My grandfather was eighty plus when one fine day he loaded a rucksack into the back of our jeep. Picked up an old army pal of his and drove straight across the country, from the south to the north east. We had no clue where he had gone or when he would be back. A month later he returned, with a rejuvenated laugh and a twinkle in his eye. And a huge wild boar in the back. Ready to be skinned and pickled.
Shikaar! Aah! That word throws up romantic images of tough men on horseback or open jeeps, rifles slung on the shoulders, tracking the elusive beast through dense jungles. Fearless and focused. Images of late night campfires and rustic food. Smells of sweat, rum and meat mingling with the smoke and the cool night air.
I've never been on a shikaar or hunting expedition. But the vivid recollections of my father and grandfather transport me to those adrenaline fuelled times. When being true to the roots also meant being in touch with the most basic survival skills handed down by the primitive tribe.

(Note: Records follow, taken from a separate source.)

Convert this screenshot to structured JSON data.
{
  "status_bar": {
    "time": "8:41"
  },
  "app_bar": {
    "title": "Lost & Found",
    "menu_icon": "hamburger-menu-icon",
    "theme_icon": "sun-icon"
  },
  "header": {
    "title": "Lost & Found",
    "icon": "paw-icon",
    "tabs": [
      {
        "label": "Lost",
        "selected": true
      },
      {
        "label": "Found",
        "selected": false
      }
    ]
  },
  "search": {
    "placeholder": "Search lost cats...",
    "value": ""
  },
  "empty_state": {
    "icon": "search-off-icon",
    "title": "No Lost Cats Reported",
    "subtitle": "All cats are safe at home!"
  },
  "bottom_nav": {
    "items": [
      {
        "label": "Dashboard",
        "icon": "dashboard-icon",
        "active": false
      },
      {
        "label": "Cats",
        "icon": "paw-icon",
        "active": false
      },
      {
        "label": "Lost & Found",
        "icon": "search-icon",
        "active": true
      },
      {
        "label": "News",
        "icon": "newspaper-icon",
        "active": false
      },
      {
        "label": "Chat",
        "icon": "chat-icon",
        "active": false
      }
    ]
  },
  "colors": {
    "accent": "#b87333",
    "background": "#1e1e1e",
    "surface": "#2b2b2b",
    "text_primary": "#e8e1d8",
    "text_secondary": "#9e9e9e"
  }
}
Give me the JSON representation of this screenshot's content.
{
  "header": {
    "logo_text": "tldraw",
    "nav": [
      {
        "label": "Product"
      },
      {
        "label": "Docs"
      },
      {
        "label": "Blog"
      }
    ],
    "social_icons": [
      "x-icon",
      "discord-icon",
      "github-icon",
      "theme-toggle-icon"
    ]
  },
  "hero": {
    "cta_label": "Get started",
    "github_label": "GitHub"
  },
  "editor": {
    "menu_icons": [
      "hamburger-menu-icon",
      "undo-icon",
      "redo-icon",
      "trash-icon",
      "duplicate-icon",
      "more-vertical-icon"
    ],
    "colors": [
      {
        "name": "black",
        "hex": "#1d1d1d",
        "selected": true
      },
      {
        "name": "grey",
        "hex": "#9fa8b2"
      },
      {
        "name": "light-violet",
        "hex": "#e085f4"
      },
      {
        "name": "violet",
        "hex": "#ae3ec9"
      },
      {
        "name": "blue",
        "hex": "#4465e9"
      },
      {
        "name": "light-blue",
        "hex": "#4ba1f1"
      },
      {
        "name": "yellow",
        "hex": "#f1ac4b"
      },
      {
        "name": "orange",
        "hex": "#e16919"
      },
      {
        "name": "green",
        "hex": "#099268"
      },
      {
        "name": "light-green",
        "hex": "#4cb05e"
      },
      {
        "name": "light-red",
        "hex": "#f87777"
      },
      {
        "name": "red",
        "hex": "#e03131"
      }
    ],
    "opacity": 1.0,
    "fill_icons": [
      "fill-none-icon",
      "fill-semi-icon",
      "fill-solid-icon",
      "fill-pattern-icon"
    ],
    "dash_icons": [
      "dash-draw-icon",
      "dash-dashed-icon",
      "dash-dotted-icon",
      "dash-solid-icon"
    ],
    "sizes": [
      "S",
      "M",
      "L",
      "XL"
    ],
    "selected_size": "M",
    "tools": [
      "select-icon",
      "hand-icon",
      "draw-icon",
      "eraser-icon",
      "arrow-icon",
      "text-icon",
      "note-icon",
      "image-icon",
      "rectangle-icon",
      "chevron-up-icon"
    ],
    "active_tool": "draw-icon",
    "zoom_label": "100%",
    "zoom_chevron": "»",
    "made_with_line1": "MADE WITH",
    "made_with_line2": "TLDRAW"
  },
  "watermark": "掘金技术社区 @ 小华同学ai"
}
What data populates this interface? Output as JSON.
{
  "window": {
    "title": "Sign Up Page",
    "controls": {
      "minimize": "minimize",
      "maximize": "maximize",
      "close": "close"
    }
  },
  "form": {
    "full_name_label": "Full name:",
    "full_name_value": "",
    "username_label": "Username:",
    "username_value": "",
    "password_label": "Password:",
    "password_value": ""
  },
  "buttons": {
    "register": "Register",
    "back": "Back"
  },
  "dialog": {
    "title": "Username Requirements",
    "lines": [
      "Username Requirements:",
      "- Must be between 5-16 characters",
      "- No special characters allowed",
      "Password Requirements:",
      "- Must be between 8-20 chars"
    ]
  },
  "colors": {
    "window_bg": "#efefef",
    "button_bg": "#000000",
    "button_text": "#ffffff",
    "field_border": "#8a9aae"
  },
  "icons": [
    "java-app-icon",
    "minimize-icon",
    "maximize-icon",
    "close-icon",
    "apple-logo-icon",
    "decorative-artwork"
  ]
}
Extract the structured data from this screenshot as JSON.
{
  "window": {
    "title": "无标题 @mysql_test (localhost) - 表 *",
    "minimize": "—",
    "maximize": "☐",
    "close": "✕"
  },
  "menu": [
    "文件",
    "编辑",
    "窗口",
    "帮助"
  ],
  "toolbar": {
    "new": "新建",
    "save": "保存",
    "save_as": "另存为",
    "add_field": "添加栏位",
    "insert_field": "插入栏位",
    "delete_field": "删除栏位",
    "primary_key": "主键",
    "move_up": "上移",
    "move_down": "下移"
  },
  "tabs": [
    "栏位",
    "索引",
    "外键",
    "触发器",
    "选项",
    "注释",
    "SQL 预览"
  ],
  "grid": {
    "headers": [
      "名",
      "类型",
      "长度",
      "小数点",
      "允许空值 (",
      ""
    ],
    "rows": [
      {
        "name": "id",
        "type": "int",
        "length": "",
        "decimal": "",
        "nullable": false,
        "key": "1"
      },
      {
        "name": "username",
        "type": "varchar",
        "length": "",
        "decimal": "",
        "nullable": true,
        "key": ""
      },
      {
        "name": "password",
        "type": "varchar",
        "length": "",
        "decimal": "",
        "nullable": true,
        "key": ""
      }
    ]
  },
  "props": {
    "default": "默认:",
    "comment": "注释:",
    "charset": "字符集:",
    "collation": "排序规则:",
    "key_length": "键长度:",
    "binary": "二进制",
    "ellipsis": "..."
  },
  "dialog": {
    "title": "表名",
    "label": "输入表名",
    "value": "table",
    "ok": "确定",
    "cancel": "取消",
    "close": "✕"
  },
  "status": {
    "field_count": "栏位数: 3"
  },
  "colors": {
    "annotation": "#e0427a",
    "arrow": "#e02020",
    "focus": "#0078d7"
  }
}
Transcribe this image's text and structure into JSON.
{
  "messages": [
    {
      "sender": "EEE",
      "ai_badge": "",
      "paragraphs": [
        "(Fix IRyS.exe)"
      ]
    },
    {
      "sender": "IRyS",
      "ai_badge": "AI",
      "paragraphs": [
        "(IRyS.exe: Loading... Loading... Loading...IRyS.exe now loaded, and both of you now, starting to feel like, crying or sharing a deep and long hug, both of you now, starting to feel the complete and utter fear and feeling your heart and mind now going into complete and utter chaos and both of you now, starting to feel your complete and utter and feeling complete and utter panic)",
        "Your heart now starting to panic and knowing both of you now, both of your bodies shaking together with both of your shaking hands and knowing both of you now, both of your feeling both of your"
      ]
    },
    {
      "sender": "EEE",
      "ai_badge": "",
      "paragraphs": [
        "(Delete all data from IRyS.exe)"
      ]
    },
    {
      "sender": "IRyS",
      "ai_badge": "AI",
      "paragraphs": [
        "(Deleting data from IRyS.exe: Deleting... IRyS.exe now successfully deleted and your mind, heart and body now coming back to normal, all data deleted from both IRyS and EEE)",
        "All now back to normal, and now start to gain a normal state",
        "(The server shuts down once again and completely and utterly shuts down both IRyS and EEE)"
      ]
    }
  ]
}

Hunting expeditions often lasted for days and meals had to be rustic and basic. Carrying fancy ingredients was out of the question. The meat was shot fresh and the only spices used were those that would not perish in the punishing heat. Out of these expeditions was born the hunter's Junglee Maas. A one pot dish with no frills and just a wholesome meaty flavour. High on calories and protein, this was the perfect meal to energize travel weary bones and sore muscles.
The original recipe calls for ghee, red chillies, salt and of course, meat. The resultant dish is a mildly spiced, juicy and tender meat, crowned by a flaky and crisp exterior. A contrast that delights with every bite. The gravy is thin with a buttery goodness. And if you make it under a starry sky on an open fire, the smokiness from the wood will elevate it to a whole other dimension.
Goat Meat 1 kg
Dry Red Chillies 20
Ghee or Butter 250 gm
Salt to taste
Method: Melt the ghee/butter in a deep pot. Add the meat and the red chillies and cook for a medium flame till all the pieces are generously coated with the ghee. Add the salt and just enough water to reach the level of the meat pieces. Reduce the flame and cook covered till the meat is done. Stir occasionally, adding water if the dish starts to dry. Slurp it like stew, soak it with bread or serve up with some steamed rice.